- NiteLife Person of the Week Blake Zolfo now joins the cabaret world of NYC whose “citizens” include many talented performers who have won its awards such as the MAC, Nightlife, Bistro, and BroadwayWorld. One is a powerhouse vocalist whose last name is our Person of the Week’s first name and another is a singer, pianist, songwriter, musical director, coach, and Salon regular who shares the first name of one of them and the initials of the other. Name either. (Or, if you can name both, the extra correct answer can substitute for any wrong answer below).
- Blake Zolfo has 5 letters in his first name and 5 letters in his last name. Very symmetrical. Name another NYC cabaret singer OR a well-known singer of the Great American songbook who has the same number of letters in his/her first and last names. And tell us a song you’ve heard that person sing. (It can also be 5 letters in each or any other number as long as they are the same total letters in first and last names.)
- One of the love song standards in Blake’s set, done with glee at Salon, is “Taking a Chance on Love.” One of the co-writers of “Taking a Chance on Love” was John Latouche, an interesting musical character.
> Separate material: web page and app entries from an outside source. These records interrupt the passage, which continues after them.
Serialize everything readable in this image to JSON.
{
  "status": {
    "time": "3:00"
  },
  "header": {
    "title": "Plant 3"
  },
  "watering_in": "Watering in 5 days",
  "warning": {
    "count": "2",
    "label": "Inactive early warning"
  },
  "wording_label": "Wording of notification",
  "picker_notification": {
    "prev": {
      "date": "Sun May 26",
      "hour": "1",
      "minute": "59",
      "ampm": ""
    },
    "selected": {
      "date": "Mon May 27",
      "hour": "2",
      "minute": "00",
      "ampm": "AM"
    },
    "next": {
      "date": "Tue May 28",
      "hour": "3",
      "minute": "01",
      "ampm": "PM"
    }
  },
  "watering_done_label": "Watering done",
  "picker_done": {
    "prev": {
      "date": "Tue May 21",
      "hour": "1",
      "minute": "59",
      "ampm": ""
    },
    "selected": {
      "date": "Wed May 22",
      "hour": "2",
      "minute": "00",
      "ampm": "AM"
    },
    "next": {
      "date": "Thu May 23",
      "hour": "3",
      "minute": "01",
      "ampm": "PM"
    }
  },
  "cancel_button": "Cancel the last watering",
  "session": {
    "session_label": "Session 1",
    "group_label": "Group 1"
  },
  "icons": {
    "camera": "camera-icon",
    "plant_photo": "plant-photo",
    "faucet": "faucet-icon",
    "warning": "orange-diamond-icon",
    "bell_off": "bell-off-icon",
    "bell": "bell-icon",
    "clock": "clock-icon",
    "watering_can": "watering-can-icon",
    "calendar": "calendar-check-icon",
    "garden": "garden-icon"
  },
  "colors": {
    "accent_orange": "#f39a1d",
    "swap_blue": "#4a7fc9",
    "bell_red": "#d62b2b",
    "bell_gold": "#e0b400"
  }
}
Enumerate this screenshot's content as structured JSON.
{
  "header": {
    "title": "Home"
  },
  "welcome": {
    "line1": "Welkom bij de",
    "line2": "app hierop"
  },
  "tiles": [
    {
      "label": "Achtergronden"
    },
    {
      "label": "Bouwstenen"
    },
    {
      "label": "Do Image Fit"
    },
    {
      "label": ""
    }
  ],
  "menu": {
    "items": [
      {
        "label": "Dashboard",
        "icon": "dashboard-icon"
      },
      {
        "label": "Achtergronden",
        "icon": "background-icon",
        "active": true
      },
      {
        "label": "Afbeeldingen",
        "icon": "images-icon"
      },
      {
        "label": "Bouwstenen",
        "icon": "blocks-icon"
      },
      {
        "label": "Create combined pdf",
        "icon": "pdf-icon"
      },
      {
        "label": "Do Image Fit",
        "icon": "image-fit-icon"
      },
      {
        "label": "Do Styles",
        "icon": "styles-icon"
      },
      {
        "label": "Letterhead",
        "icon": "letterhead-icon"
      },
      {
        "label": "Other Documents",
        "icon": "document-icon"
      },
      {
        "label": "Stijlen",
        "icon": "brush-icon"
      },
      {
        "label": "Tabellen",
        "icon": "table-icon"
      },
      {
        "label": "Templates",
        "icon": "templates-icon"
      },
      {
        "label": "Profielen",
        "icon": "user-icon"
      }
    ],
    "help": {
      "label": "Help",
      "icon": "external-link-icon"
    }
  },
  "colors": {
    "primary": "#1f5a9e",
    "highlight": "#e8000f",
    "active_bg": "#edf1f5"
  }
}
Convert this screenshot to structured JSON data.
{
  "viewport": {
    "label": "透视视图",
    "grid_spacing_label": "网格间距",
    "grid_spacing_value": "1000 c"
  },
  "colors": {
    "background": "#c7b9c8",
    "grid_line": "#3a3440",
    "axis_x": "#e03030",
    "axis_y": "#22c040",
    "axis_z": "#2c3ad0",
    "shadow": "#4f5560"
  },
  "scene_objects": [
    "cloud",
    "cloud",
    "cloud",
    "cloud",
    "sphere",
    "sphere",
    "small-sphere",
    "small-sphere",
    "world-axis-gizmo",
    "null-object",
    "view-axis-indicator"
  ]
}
What was the name of the bright and breezy revue of his very varied material which played at the York Theatre in midtown Manhattan and was recorded as a cast album? (Hint: The answer is within the question.)
- Hoosier Daddy: There are two very famous writers in the American Songbook who come from the Hoosier state, Indiana, as does Blake, son of Mike and Mickey. One of the writer’s daddy was an electrician named Howard Clyde _____ and the other’s daddy was a druggist named Samuel ______. Name either of the writers and your favorite song of his. A bonus if you can name both (or the extra correct answer can substitute for any wrong answer above).
Email me with your answers at OnTheJobRob@Gmail.com
More info at www.BlakeZolfo.com